“Our hope is simply that, given the sheer volume of traffic these days, automated detection of safety-related behaviour such as helmet use can help with developing efficient education and enforcement campaigns and, ultimately, lead to improved road safety for vulnerable road users”. (Dr Felix Siebert, University of Jena, and Dr Hanhe Lin, University of Konstanz)

Whatʼs next for AI-driven road safety?

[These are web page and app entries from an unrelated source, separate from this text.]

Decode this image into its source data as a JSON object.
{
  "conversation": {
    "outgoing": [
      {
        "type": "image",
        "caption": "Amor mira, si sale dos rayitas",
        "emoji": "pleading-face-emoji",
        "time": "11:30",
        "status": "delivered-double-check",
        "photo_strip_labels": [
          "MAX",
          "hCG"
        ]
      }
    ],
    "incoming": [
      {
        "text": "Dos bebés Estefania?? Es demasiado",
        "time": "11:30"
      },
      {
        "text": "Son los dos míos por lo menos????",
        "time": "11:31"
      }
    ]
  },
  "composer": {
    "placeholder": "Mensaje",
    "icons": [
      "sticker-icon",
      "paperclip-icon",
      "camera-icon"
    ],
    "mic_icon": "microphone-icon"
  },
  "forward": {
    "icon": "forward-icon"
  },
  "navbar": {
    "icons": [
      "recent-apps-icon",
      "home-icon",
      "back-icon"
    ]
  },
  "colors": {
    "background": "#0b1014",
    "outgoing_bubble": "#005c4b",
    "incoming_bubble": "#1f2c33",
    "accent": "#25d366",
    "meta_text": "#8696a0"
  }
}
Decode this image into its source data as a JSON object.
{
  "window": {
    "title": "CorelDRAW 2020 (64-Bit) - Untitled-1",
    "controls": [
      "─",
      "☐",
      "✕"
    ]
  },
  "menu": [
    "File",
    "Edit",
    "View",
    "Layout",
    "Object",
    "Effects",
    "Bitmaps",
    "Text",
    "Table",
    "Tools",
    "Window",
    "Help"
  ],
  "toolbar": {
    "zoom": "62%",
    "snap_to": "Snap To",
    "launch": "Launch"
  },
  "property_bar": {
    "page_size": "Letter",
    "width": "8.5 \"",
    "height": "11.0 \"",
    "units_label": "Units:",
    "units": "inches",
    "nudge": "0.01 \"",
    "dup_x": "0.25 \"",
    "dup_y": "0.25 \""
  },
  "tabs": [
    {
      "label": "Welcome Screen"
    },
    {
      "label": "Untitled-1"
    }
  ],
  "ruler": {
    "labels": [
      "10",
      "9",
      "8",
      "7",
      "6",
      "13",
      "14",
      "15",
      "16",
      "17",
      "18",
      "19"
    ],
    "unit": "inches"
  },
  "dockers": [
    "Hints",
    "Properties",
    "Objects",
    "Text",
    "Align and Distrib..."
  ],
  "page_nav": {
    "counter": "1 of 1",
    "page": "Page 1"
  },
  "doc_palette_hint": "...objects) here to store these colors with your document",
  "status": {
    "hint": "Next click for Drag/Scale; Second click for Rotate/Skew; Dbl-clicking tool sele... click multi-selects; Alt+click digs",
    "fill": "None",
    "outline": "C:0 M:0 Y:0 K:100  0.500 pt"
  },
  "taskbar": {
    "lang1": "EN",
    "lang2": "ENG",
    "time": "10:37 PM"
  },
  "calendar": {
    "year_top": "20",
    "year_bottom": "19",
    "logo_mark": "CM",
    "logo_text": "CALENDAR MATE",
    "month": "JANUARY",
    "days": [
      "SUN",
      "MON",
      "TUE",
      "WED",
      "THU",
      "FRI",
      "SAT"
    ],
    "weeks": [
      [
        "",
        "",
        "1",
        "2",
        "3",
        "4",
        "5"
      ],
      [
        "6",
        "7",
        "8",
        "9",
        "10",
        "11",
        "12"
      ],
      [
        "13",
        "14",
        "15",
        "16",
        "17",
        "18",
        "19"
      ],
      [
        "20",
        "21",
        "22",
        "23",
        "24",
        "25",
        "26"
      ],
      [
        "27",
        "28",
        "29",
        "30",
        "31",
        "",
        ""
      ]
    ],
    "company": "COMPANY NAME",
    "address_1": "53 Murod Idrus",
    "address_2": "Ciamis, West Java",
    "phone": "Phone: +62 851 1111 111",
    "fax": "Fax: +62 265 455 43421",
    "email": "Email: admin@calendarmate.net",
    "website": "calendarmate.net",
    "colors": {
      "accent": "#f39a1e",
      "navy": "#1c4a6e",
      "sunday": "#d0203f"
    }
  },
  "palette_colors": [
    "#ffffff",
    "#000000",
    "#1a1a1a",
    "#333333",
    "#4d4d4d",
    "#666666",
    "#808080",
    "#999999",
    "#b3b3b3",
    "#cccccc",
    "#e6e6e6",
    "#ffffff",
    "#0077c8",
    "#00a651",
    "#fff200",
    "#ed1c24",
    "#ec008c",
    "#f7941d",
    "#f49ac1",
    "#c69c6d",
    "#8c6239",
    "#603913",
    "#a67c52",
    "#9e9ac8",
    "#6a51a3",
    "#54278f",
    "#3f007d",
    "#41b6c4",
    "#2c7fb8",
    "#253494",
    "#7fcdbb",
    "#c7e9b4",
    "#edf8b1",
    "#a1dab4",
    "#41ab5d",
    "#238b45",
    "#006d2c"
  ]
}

In fact, Lin and Siebert, in collaboration with researchers based in the UK, Switzerland, and Sweden, have recently submitted a funding proposal for a research project that will see their insights from South-East Asia applied to European contexts – with a special focus on data security and privacy. “European decision-makers are aware that road-related injuries and fatalities pose a major challenge and are looking towards AI for potentially useful interventions”, explains Siebert. Based on this, they are planning to look into ways of bringing the advantages of AI to bear on road safety in Europe while also keeping in mind any ethical, legal and data privacy issues. “From a technical point of view, the main challenge will lie in developing AI applications that conform to the required ethical, regulatory and data security guidelines”, says Lin – a challenge that both researchers look forward to tackling in future.

Dr. Tullia Giersberg

Von Dr. Tullia Giersberg - 19.11.2020